=== Section Start ===

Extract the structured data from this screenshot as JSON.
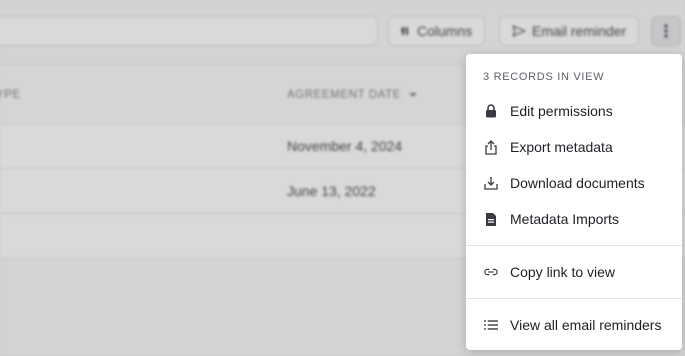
{
  "toolbar": {
    "columns_label": "Columns",
    "email_reminder_label": "Email reminder"
  },
  "table": {
    "headers": [
      "YPE",
      "AGREEMENT DATE"
    ],
    "rows": [
      {
        "agreement_date": "November 4, 2024"
      },
      {
        "agreement_date": "June 13, 2022"
      }
    ]
  },
  "menu": {
    "header": "3 RECORDS IN VIEW",
    "items": [
      {
        "label": "Edit permissions",
        "icon": "lock-icon"
      },
      {
        "label": "Export metadata",
        "icon": "share-upload-icon"
      },
      {
        "label": "Download documents",
        "icon": "download-tray-icon"
      },
      {
        "label": "Metadata Imports",
        "icon": "document-icon"
      },
      {
        "label": "Copy link to view",
        "icon": "link-icon"
      },
      {
        "label": "View all email reminders",
        "icon": "list-icon"
      }
    ]
  },
  "colors": {
    "backdrop": "#f7f7f8",
    "menu_bg": "#ffffff",
    "text": "#1f1f26",
    "muted": "#6b6b75"
  }
}
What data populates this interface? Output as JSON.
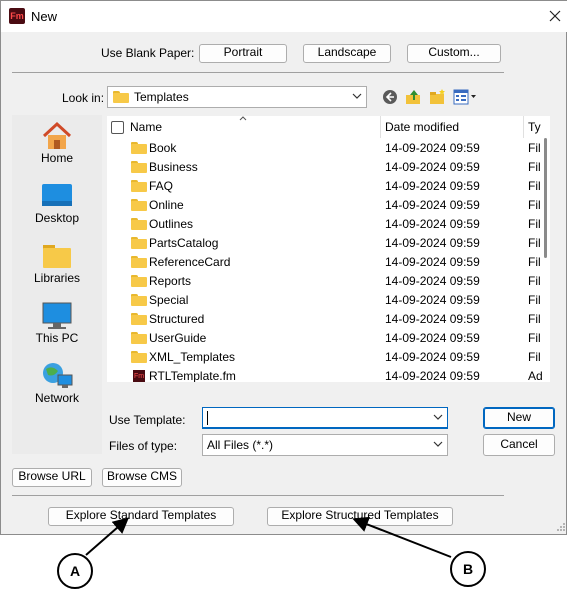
{
  "window": {
    "title": "New",
    "app_icon_text": "Fm"
  },
  "blank_paper": {
    "label": "Use Blank Paper:",
    "portrait": "Portrait",
    "landscape": "Landscape",
    "custom": "Custom..."
  },
  "look_in": {
    "label": "Look in:",
    "value": "Templates"
  },
  "places": [
    {
      "label": "Home",
      "icon": "home-icon"
    },
    {
      "label": "Desktop",
      "icon": "desktop-icon"
    },
    {
      "label": "Libraries",
      "icon": "libraries-icon"
    },
    {
      "label": "This PC",
      "icon": "this-pc-icon"
    },
    {
      "label": "Network",
      "icon": "network-icon"
    }
  ],
  "file_list": {
    "columns": [
      "Name",
      "Date modified",
      "Ty"
    ],
    "rows": [
      {
        "name": "Book",
        "date": "14-09-2024 09:59",
        "type": "Fil",
        "kind": "folder"
      },
      {
        "name": "Business",
        "date": "14-09-2024 09:59",
        "type": "Fil",
        "kind": "folder"
      },
      {
        "name": "FAQ",
        "date": "14-09-2024 09:59",
        "type": "Fil",
        "kind": "folder"
      },
      {
        "name": "Online",
        "date": "14-09-2024 09:59",
        "type": "Fil",
        "kind": "folder"
      },
      {
        "name": "Outlines",
        "date": "14-09-2024 09:59",
        "type": "Fil",
        "kind": "folder"
      },
      {
        "name": "PartsCatalog",
        "date": "14-09-2024 09:59",
        "type": "Fil",
        "kind": "folder"
      },
      {
        "name": "ReferenceCard",
        "date": "14-09-2024 09:59",
        "type": "Fil",
        "kind": "folder"
      },
      {
        "name": "Reports",
        "date": "14-09-2024 09:59",
        "type": "Fil",
        "kind": "folder"
      },
      {
        "name": "Special",
        "date": "14-09-2024 09:59",
        "type": "Fil",
        "kind": "folder"
      },
      {
        "name": "Structured",
        "date": "14-09-2024 09:59",
        "type": "Fil",
        "kind": "folder"
      },
      {
        "name": "UserGuide",
        "date": "14-09-2024 09:59",
        "type": "Fil",
        "kind": "folder"
      },
      {
        "name": "XML_Templates",
        "date": "14-09-2024 09:59",
        "type": "Fil",
        "kind": "folder"
      },
      {
        "name": "RTLTemplate.fm",
        "date": "14-09-2024 09:59",
        "type": "Ad",
        "kind": "fm-file"
      }
    ]
  },
  "use_template": {
    "label": "Use Template:",
    "value": ""
  },
  "files_of_type": {
    "label": "Files of type:",
    "value": "All Files (*.*)"
  },
  "actions": {
    "new": "New",
    "cancel": "Cancel",
    "browse_url": "Browse URL",
    "browse_cms": "Browse CMS"
  },
  "explore": {
    "standard": "Explore Standard Templates",
    "structured": "Explore Structured Templates"
  },
  "callouts": {
    "a": "A",
    "b": "B"
  }
}
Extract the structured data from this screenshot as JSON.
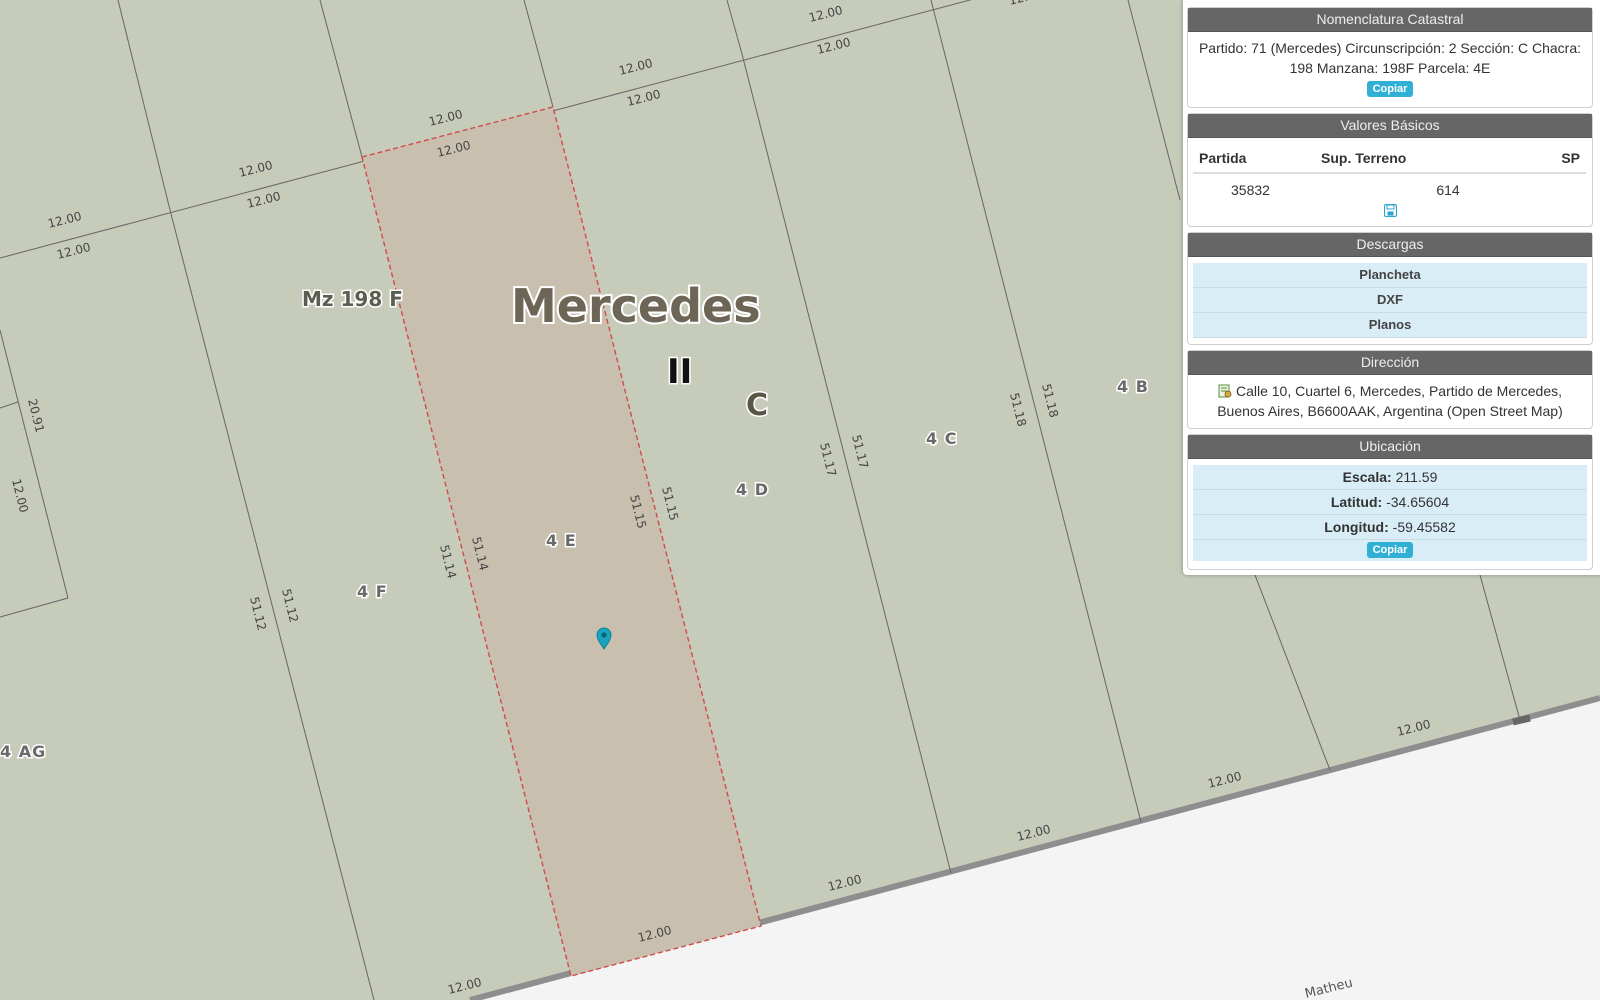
{
  "map": {
    "city_label": "Mercedes",
    "manzana_label": "Mz 198 F",
    "circ_label": "II",
    "section_label": "C",
    "street_label": "Matheu",
    "lots": {
      "4B": "4 B",
      "4C": "4 C",
      "4D": "4 D",
      "4E": "4 E",
      "4F": "4 F",
      "4AG": "4 AG"
    },
    "dims": {
      "front": "12.00",
      "d5112": "51.12",
      "d5114": "51.14",
      "d5115": "51.15",
      "d5117": "51.17",
      "d5118": "51.18",
      "d2091": "20.91"
    },
    "colors": {
      "background": "#c6cbba",
      "parcel_fill": "#c9bfae",
      "parcel_border": "#d24b4b",
      "marker": "#1aa3bf",
      "road": "#f4f4f4"
    }
  },
  "panel": {
    "nomenclatura": {
      "title": "Nomenclatura Catastral",
      "text": "Partido: 71 (Mercedes) Circunscripción: 2 Sección: C Chacra: 198 Manzana: 198F Parcela: 4E",
      "copy_label": "Copiar"
    },
    "valores": {
      "title": "Valores Básicos",
      "headers": [
        "Partida",
        "Sup. Terreno",
        "SP"
      ],
      "row": [
        "35832",
        "614",
        ""
      ],
      "save_icon": "floppy-disk-icon"
    },
    "descargas": {
      "title": "Descargas",
      "items": [
        "Plancheta",
        "DXF",
        "Planos"
      ]
    },
    "direccion": {
      "title": "Dirección",
      "text": "Calle 10, Cuartel 6, Mercedes, Partido de Mercedes, Buenos Aires, B6600AAK, Argentina (Open Street Map)",
      "icon": "map-document-icon"
    },
    "ubicacion": {
      "title": "Ubicación",
      "escala_label": "Escala:",
      "escala_value": "211.59",
      "latitud_label": "Latitud:",
      "latitud_value": "-34.65604",
      "longitud_label": "Longitud:",
      "longitud_value": "-59.45582",
      "copy_label": "Copiar"
    }
  }
}
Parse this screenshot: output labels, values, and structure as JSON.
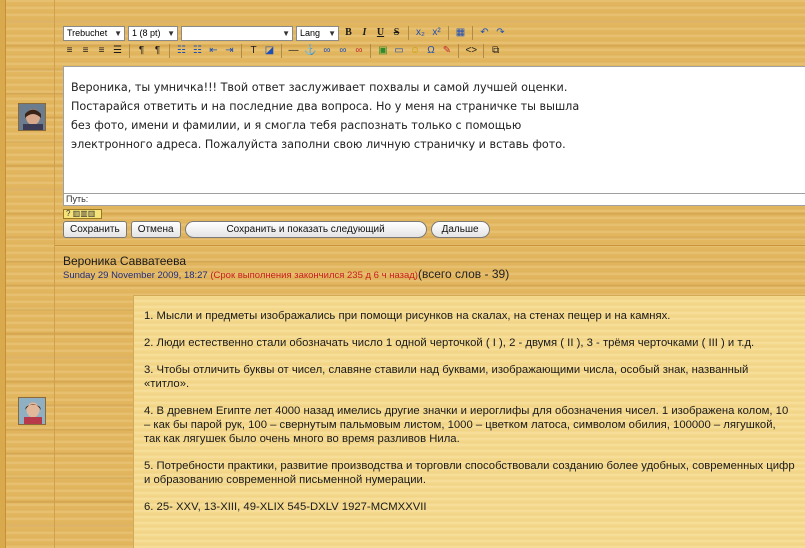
{
  "toolbar": {
    "font_family": "Trebuchet",
    "font_size": "1 (8 pt)",
    "heading": "",
    "lang": "Lang",
    "bold": "B",
    "italic": "I",
    "underline": "U",
    "strike": "S",
    "subscript": "x₂",
    "superscript": "x²",
    "undo": "↶",
    "redo": "↷"
  },
  "editor": {
    "text": "Вероника, ты умничка!!! Твой ответ заслуживает похвалы и самой лучшей оценки. Постарайся ответить и на последние два вопроса. Но у меня на страничке ты вышла без фото, имени и фамилии, и я смогла тебя распознать только с помощью электронного адреса. Пожалуйста заполни свою личную страничку и вставь фото.",
    "path_label": "Путь:"
  },
  "buttons": {
    "save": "Сохранить",
    "cancel": "Отмена",
    "save_next": "Сохранить и показать следующий",
    "next": "Дальше"
  },
  "post": {
    "author": "Вероника Савватеева",
    "date": "Sunday 29 November 2009, 18:27",
    "late_note": "(Срок выполнения закончился 235 д 6 ч назад)",
    "word_count": "(всего слов - 39)",
    "paragraphs": [
      "1. Мысли и предметы изображались при помощи рисунков на скалах, на стенах пещер и на камнях.",
      "2. Люди естественно стали обозначать число 1 одной черточкой ( I ), 2 - двумя ( II ), 3 - трёмя черточками ( III ) и т.д.",
      "3. Чтобы отличить буквы от чисел, славяне ставили над буквами, изображающими числа, особый знак, названный «титло».",
      "4. В древнем Египте лет 4000 назад имелись другие значки и иероглифы для обозначения чисел. 1 изображена колом, 10 – как бы парой рук, 100 – свернутым пальмовым листом, 1000 – цветком латоса, символом обилия, 100000 – лягушкой, так как лягушек было очень много во время разливов Нила.",
      "5. Потребности практики, развитие производства и торговли способствовали созданию более удобных, современных цифр и образованию современной письменной нумерации.",
      "6. 25- XXV, 13-XIII, 49-XLIX 545-DXLV 1927-MCMXXVII"
    ]
  },
  "colors": {
    "background": "#e4b860",
    "post_body": "#f5d98c",
    "late_note": "#c81e1e",
    "date": "#1f2a7a"
  }
}
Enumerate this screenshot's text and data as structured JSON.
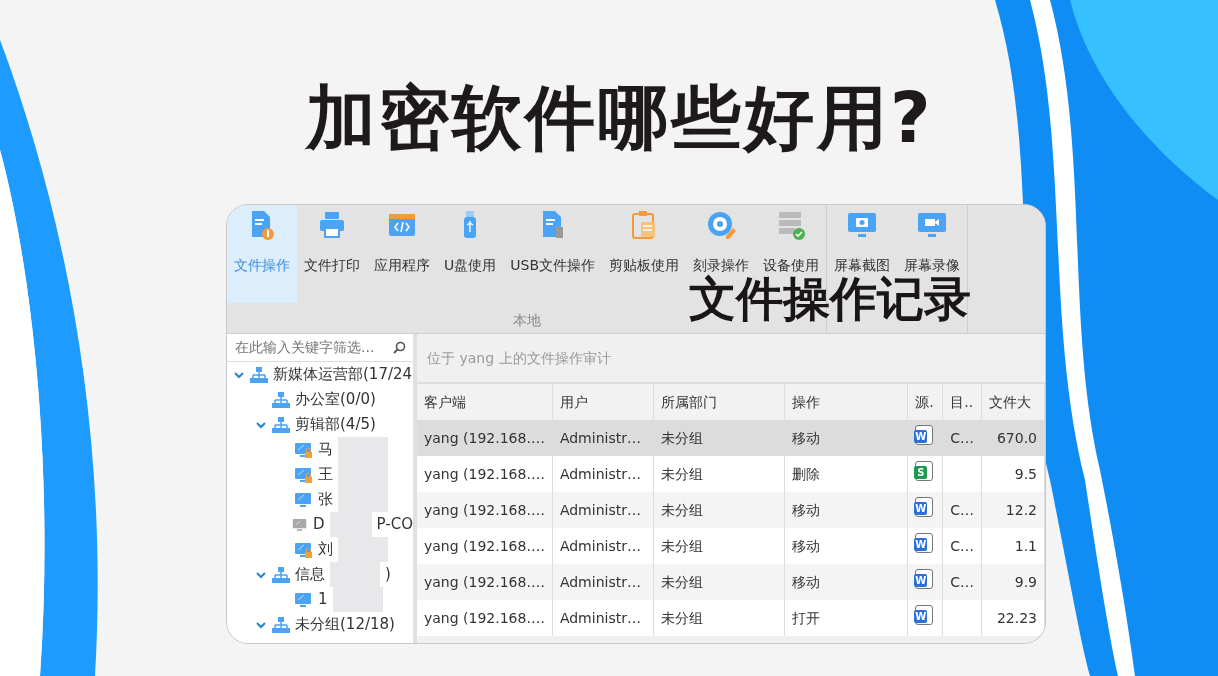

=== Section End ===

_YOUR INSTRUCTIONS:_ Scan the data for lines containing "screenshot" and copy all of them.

_SOLUTION FOR THIS TASK:_
Extract the structured data from this screenshot as JSON.
Extract the structured data from this screenshot as JSON.
Parse this screenshot: output labels, values, and structure as JSON.
Enumerate this screenshot's text and data as structured JSON.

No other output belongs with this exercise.